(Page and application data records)
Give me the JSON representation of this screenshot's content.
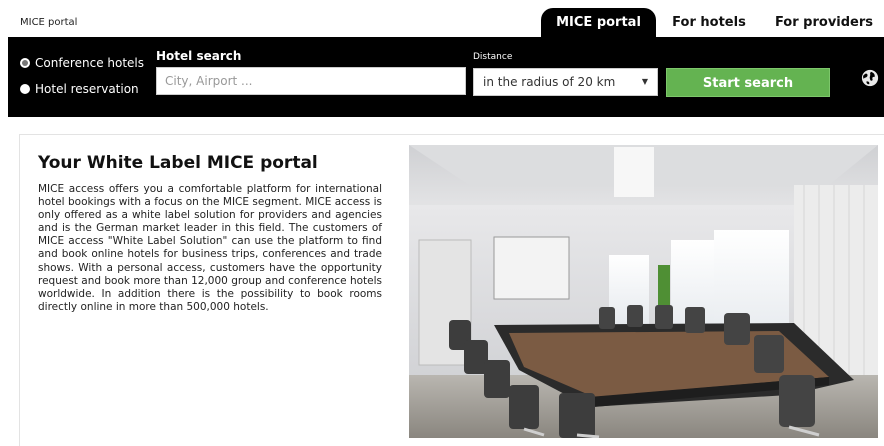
{
  "header": {
    "site_label": "MICE portal",
    "tabs": [
      {
        "label": "MICE portal",
        "active": true
      },
      {
        "label": "For hotels",
        "active": false
      },
      {
        "label": "For providers",
        "active": false
      }
    ]
  },
  "search": {
    "search_type_options": [
      {
        "label": "Conference hotels",
        "checked": true
      },
      {
        "label": "Hotel reservation",
        "checked": false
      }
    ],
    "hotel_search_label": "Hotel search",
    "hotel_search_placeholder": "City, Airport ...",
    "distance_label": "Distance",
    "distance_value": "in the radius of 20 km",
    "start_button": "Start search",
    "language_icon": "globe-icon"
  },
  "content": {
    "title": "Your White Label MICE portal",
    "paragraph": "MICE access offers you a comfortable platform for international hotel bookings with a focus on the MICE segment. MICE access is only offered as a white label solution for providers and agencies and is the German market leader in this field. The customers of MICE access \"White Label Solution\" can use the platform to find and book online hotels for business trips, conferences and trade shows. With a personal access, customers have the opportunity request and book more than 12,000 group and conference hotels worldwide. In addition there is the possibility to book rooms directly online in more than 500,000 hotels.",
    "image_subject": "conference-room-photo"
  },
  "colors": {
    "header_band": "#000000",
    "start_button": "#64b351",
    "active_tab": "#000000"
  }
}
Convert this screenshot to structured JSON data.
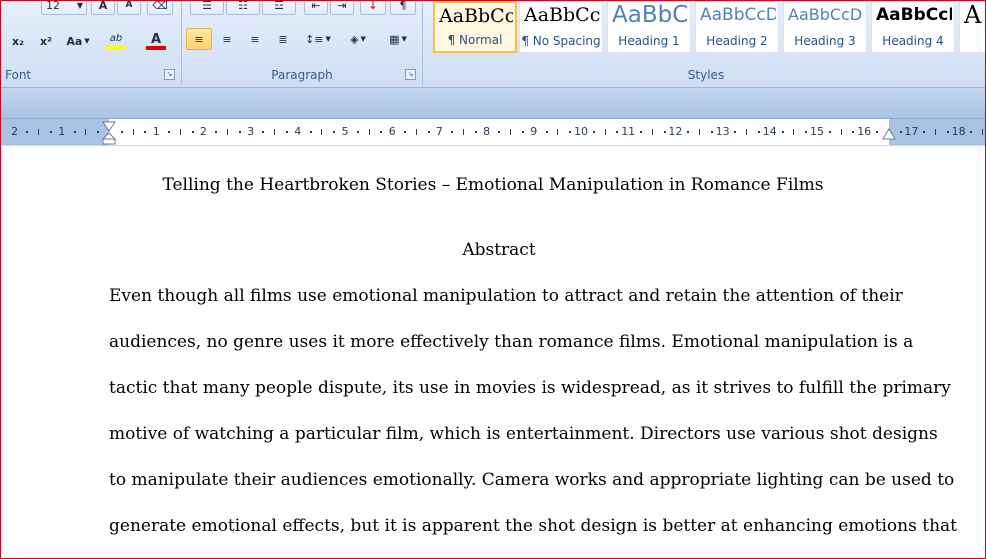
{
  "ribbon": {
    "font_group": {
      "label": "Font",
      "font_size": "12",
      "buttons": {
        "grow": "A",
        "shrink": "A",
        "clear": "⌫",
        "subscript": "x₂",
        "superscript": "x²",
        "change_case": "Aa",
        "highlight": "ab",
        "font_color": "A"
      }
    },
    "paragraph_group": {
      "label": "Paragraph"
    },
    "styles_group": {
      "label": "Styles",
      "styles": [
        {
          "sample": "AaBbCcI",
          "name": "¶ Normal"
        },
        {
          "sample": "AaBbCcI",
          "name": "¶ No Spacing"
        },
        {
          "sample": "AaBbCc",
          "name": "Heading 1"
        },
        {
          "sample": "AaBbCcD",
          "name": "Heading 2"
        },
        {
          "sample": "AaBbCcD",
          "name": "Heading 3"
        },
        {
          "sample": "AaBbCcI",
          "name": "Heading 4"
        },
        {
          "sample": "A",
          "name": ""
        }
      ]
    },
    "colors": {
      "highlight": "#ffff00",
      "font_color": "#e00000",
      "selected_style": "#f2c04d"
    }
  },
  "ruler": {
    "numbers": [
      "2",
      "1",
      "1",
      "2",
      "3",
      "4",
      "5",
      "6",
      "7",
      "8",
      "9",
      "10",
      "11",
      "12",
      "13",
      "14",
      "15",
      "16",
      "17",
      "18"
    ]
  },
  "document": {
    "title": "Telling the Heartbroken Stories – Emotional Manipulation in Romance Films",
    "heading": "Abstract",
    "lines": [
      "Even though all films use emotional manipulation to attract and retain the attention of their",
      "audiences, no genre uses it more effectively than romance films. Emotional manipulation is a",
      "tactic that many people dispute, its use in movies is widespread, as it strives to fulfill the primary",
      "motive of watching a particular film, which is entertainment. Directors use various shot designs",
      "to manipulate their audiences emotionally. Camera works and appropriate lighting can be used to",
      "generate emotional effects, but it is apparent the shot design is better at enhancing emotions that"
    ]
  }
}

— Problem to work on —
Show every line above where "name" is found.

— The completed task —
          "name": "¶ Normal"
          "name": "¶ No Spacing"
          "name": "Heading 1"
          "name": "Heading 2"
          "name": "Heading 3"
          "name": "Heading 4"
          "name": ""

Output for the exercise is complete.